[[ INPUT, beginning ]]

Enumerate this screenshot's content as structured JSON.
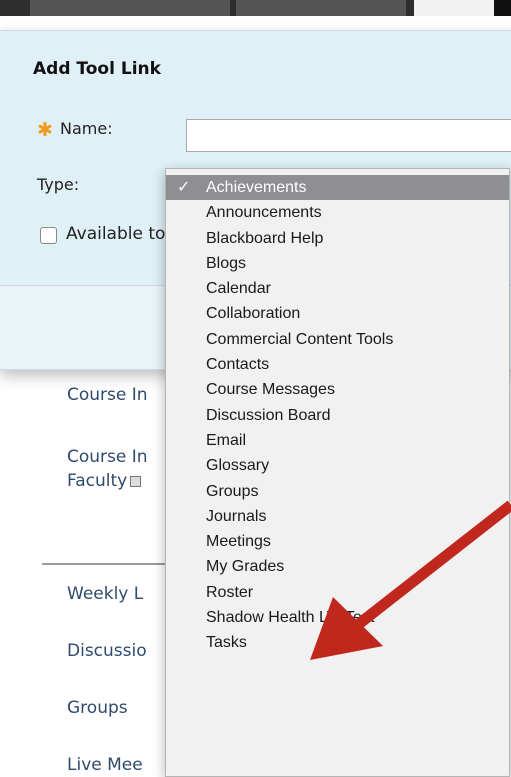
{
  "dialog": {
    "title": "Add Tool Link",
    "name_label": "Name:",
    "name_value": "",
    "type_label": "Type:",
    "available_label": "Available to Users",
    "required_icon": "asterisk-icon"
  },
  "dropdown": {
    "selected": "Achievements",
    "check_glyph": "✓",
    "items": [
      "Achievements",
      "Announcements",
      "Blackboard Help",
      "Blogs",
      "Calendar",
      "Collaboration",
      "Commercial Content Tools",
      "Contacts",
      "Course Messages",
      "Discussion Board",
      "Email",
      "Glossary",
      "Groups",
      "Journals",
      "Meetings",
      "My Grades",
      "Roster",
      "Shadow Health LTI Test",
      "Tasks"
    ]
  },
  "course_menu": {
    "items": [
      "Course In",
      "Course In",
      "Faculty",
      "Weekly L",
      "Discussio",
      "Groups",
      "Live Mee"
    ]
  },
  "colors": {
    "panel_bg": "#dff0f6",
    "selected_bg": "#8e8e93",
    "arrow": "#c0281e",
    "link": "#2f4a6b",
    "required": "#f09a1a"
  }
}
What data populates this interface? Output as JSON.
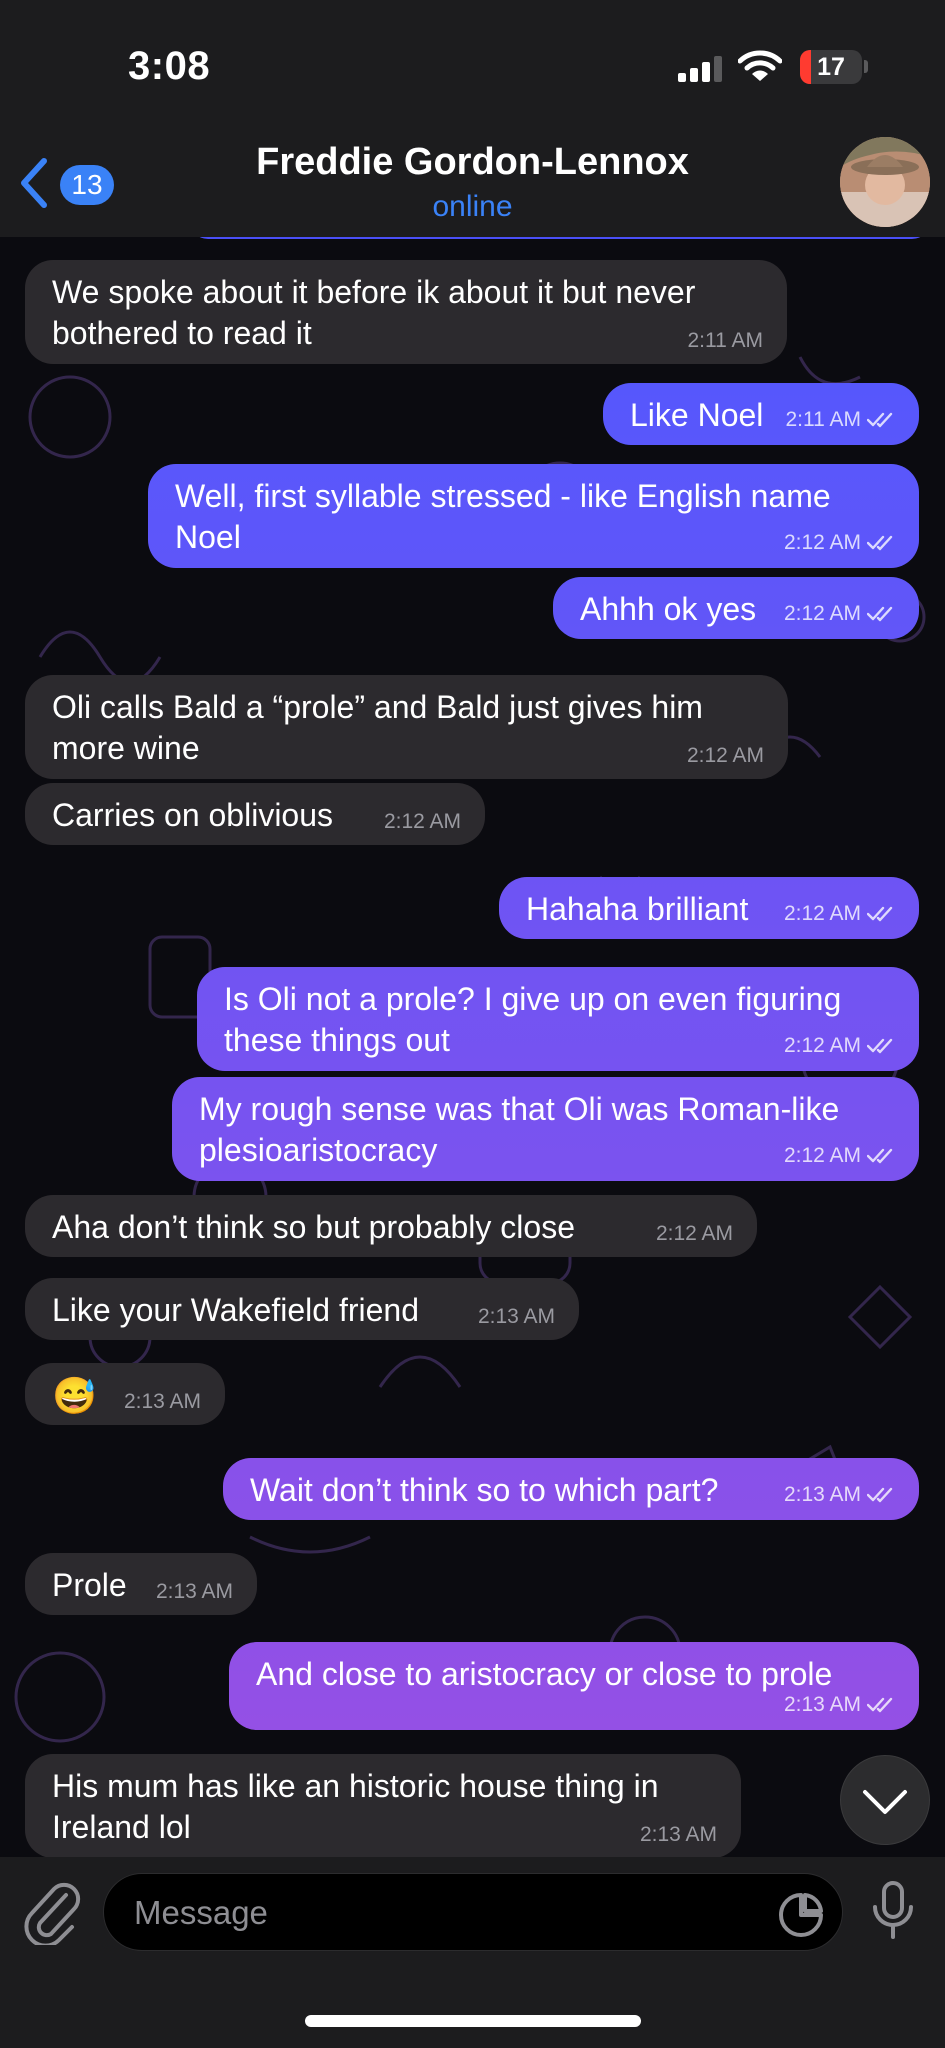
{
  "status_bar": {
    "time": "3:08",
    "battery": "17",
    "battery_level": 0.17
  },
  "header": {
    "back_count": "13",
    "contact_name": "Freddie Gordon-Lennox",
    "status": "online"
  },
  "colors": {
    "accent": "#3a82f7",
    "incoming_bubble": "#2c2a2e",
    "outgoing_bubble_top": "#4f58ff",
    "outgoing_bubble_bottom": "#9a4fe3"
  },
  "messages": [
    {
      "direction": "incoming",
      "text": "We spoke about it before ik about it but never bothered to read it",
      "time": "2:11 AM"
    },
    {
      "direction": "outgoing",
      "text": "Like Noel",
      "time": "2:11 AM",
      "read": true
    },
    {
      "direction": "outgoing",
      "text": "Well, first syllable stressed - like English name Noel",
      "time": "2:12 AM",
      "read": true
    },
    {
      "direction": "outgoing",
      "text": "Ahhh ok yes",
      "time": "2:12 AM",
      "read": true
    },
    {
      "direction": "incoming",
      "text": "Oli calls Bald a “prole” and Bald just gives him more wine",
      "time": "2:12 AM"
    },
    {
      "direction": "incoming",
      "text": "Carries on oblivious",
      "time": "2:12 AM"
    },
    {
      "direction": "outgoing",
      "text": "Hahaha brilliant",
      "time": "2:12 AM",
      "read": true
    },
    {
      "direction": "outgoing",
      "text": "Is Oli not a prole? I give up on even figuring these things out",
      "time": "2:12 AM",
      "read": true
    },
    {
      "direction": "outgoing",
      "text": "My rough sense was that Oli was Roman-like plesioaristocracy",
      "time": "2:12 AM",
      "read": true
    },
    {
      "direction": "incoming",
      "text": "Aha don’t think so but probably close",
      "time": "2:12 AM"
    },
    {
      "direction": "incoming",
      "text": "Like your Wakefield friend",
      "time": "2:13 AM"
    },
    {
      "direction": "incoming",
      "text": "😅",
      "time": "2:13 AM"
    },
    {
      "direction": "outgoing",
      "text": "Wait don’t think so to which part?",
      "time": "2:13 AM",
      "read": true
    },
    {
      "direction": "incoming",
      "text": "Prole",
      "time": "2:13 AM"
    },
    {
      "direction": "outgoing",
      "text": "And close to aristocracy or close to prole",
      "time": "2:13 AM",
      "read": true
    },
    {
      "direction": "incoming",
      "text": "His mum has like an historic house thing in Ireland lol",
      "time": "2:13 AM"
    }
  ],
  "composer": {
    "placeholder": "Message"
  },
  "icons": [
    "back-chevron-icon",
    "signal-icon",
    "wifi-icon",
    "battery-icon",
    "paperclip-icon",
    "sticker-icon",
    "microphone-icon",
    "chevron-down-icon",
    "double-check-icon"
  ]
}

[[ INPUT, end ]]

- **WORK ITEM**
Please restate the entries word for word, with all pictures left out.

- **COMPLETED EXERCISE**
Enumerate this screenshot's content as structured JSON.
{
  "dialog": {
    "title": "Add Tool Link",
    "name_label": "Name:",
    "name_value": "",
    "type_label": "Type:",
    "available_label": "Available to Users",
    "required_icon": "asterisk-icon"
  },
  "dropdown": {
    "selected": "Achievements",
    "check_glyph": "✓",
    "items": [
      "Achievements",
      "Announcements",
      "Blackboard Help",
      "Blogs",
      "Calendar",
      "Collaboration",
      "Commercial Content Tools",
      "Contacts",
      "Course Messages",
      "Discussion Board",
      "Email",
      "Glossary",
      "Groups",
      "Journals",
      "Meetings",
      "My Grades",
      "Roster",
      "Shadow Health LTI Test",
      "Tasks"
    ]
  },
  "course_menu": {
    "items": [
      "Course In",
      "Course In",
      "Faculty",
      "Weekly L",
      "Discussio",
      "Groups",
      "Live Mee"
    ]
  },
  "colors": {
    "panel_bg": "#dff0f6",
    "selected_bg": "#8e8e93",
    "arrow": "#c0281e",
    "link": "#2f4a6b",
    "required": "#f09a1a"
  }
}
What data populates this interface? Output as JSON.
{
  "status_bar": {
    "time": "3:08",
    "battery": "17",
    "battery_level": 0.17
  },
  "header": {
    "back_count": "13",
    "contact_name": "Freddie Gordon-Lennox",
    "status": "online"
  },
  "colors": {
    "accent": "#3a82f7",
    "incoming_bubble": "#2c2a2e",
    "outgoing_bubble_top": "#4f58ff",
    "outgoing_bubble_bottom": "#9a4fe3"
  },
  "messages": [
    {
      "direction": "incoming",
      "text": "We spoke about it before ik about it but never bothered to read it",
      "time": "2:11 AM"
    },
    {
      "direction": "outgoing",
      "text": "Like Noel",
      "time": "2:11 AM",
      "read": true
    },
    {
      "direction": "outgoing",
      "text": "Well, first syllable stressed - like English name Noel",
      "time": "2:12 AM",
      "read": true
    },
    {
      "direction": "outgoing",
      "text": "Ahhh ok yes",
      "time": "2:12 AM",
      "read": true
    },
    {
      "direction": "incoming",
      "text": "Oli calls Bald a “prole” and Bald just gives him more wine",
      "time": "2:12 AM"
    },
    {
      "direction": "incoming",
      "text": "Carries on oblivious",
      "time": "2:12 AM"
    },
    {
      "direction": "outgoing",
      "text": "Hahaha brilliant",
      "time": "2:12 AM",
      "read": true
    },
    {
      "direction": "outgoing",
      "text": "Is Oli not a prole? I give up on even figuring these things out",
      "time": "2:12 AM",
      "read": true
    },
    {
      "direction": "outgoing",
      "text": "My rough sense was that Oli was Roman-like plesioaristocracy",
      "time": "2:12 AM",
      "read": true
    },
    {
      "direction": "incoming",
      "text": "Aha don’t think so but probably close",
      "time": "2:12 AM"
    },
    {
      "direction": "incoming",
      "text": "Like your Wakefield friend",
      "time": "2:13 AM"
    },
    {
      "direction": "incoming",
      "text": "😅",
      "time": "2:13 AM"
    },
    {
      "direction": "outgoing",
      "text": "Wait don’t think so to which part?",
      "time": "2:13 AM",
      "read": true
    },
    {
      "direction": "incoming",
      "text": "Prole",
      "time": "2:13 AM"
    },
    {
      "direction": "outgoing",
      "text": "And close to aristocracy or close to prole",
      "time": "2:13 AM",
      "read": true
    },
    {
      "direction": "incoming",
      "text": "His mum has like an historic house thing in Ireland lol",
      "time": "2:13 AM"
    }
  ],
  "composer": {
    "placeholder": "Message"
  },
  "icons": [
    "back-chevron-icon",
    "signal-icon",
    "wifi-icon",
    "battery-icon",
    "paperclip-icon",
    "sticker-icon",
    "microphone-icon",
    "chevron-down-icon",
    "double-check-icon"
  ]
}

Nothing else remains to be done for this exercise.